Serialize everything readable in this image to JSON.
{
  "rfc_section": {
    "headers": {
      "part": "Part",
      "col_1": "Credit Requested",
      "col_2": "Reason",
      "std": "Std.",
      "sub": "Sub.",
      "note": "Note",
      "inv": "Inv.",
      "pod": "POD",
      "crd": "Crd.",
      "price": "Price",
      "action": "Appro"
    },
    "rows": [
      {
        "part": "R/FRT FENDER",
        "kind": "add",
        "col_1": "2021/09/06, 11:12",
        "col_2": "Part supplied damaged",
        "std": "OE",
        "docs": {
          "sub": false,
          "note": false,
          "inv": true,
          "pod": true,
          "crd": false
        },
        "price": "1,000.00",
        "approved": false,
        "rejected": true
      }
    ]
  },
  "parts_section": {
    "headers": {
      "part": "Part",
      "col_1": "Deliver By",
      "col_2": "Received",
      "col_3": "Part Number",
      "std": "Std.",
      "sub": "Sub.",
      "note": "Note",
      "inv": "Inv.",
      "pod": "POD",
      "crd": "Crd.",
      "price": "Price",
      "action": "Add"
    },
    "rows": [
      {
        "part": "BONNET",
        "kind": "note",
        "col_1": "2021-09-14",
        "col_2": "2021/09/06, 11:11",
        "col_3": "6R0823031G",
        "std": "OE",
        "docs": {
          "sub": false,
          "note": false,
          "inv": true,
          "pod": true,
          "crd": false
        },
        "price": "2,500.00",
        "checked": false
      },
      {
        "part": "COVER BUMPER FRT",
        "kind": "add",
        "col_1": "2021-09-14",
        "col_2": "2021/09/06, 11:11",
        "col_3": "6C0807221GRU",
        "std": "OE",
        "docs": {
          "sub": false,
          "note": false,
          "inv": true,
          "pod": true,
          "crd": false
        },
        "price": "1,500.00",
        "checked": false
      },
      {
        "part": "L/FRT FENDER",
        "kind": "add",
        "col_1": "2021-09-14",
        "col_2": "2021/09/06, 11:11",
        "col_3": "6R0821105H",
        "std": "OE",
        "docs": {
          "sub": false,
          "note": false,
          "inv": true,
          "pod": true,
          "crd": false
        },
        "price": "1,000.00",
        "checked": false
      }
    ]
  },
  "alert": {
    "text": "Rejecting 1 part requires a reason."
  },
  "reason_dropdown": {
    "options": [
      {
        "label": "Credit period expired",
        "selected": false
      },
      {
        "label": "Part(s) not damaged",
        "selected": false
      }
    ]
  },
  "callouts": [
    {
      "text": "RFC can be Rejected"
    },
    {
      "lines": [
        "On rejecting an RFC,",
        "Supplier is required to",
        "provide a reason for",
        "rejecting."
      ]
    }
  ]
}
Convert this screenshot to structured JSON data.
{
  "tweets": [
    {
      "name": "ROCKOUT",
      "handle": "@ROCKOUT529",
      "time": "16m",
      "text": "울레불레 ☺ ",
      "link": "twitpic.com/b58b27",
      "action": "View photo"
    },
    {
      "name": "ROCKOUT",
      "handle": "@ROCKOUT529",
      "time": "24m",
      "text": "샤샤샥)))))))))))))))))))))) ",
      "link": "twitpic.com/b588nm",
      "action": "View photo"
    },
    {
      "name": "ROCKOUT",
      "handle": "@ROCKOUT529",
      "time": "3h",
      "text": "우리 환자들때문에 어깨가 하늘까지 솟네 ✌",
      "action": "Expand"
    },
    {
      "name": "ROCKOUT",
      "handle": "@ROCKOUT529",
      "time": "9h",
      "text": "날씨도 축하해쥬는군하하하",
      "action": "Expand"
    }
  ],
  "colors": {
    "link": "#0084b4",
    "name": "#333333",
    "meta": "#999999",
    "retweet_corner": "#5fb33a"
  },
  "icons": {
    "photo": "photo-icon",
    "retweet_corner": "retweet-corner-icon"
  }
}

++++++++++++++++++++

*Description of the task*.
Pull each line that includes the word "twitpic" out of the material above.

*Problem solution*.
      "link": "twitpic.com/b58b27",
      "link": "twitpic.com/b588nm",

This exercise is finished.